[SUPPLIED ENTRIES Boundary: Start]
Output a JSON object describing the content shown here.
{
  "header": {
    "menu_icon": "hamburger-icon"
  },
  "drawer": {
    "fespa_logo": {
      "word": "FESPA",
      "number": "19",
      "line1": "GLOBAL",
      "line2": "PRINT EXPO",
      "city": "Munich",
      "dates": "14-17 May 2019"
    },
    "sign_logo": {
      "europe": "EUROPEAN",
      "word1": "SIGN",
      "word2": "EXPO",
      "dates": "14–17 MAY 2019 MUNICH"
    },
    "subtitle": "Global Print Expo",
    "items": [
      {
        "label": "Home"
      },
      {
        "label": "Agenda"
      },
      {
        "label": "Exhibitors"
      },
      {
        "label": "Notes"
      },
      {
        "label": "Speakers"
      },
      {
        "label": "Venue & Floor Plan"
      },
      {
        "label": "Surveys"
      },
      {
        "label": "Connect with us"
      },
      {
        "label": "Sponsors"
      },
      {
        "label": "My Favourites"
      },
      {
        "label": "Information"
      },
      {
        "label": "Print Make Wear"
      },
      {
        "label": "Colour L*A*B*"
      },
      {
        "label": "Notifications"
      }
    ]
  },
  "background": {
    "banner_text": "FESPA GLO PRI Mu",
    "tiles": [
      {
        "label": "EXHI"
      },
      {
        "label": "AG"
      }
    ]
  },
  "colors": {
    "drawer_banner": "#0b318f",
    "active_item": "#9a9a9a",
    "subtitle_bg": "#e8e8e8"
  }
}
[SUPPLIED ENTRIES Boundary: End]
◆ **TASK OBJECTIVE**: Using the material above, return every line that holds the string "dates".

◆ **RESULT FOR THIS EXERCISE**:
      "dates": "14-17 May 2019"
      "dates": "14–17 MAY 2019 MUNICH"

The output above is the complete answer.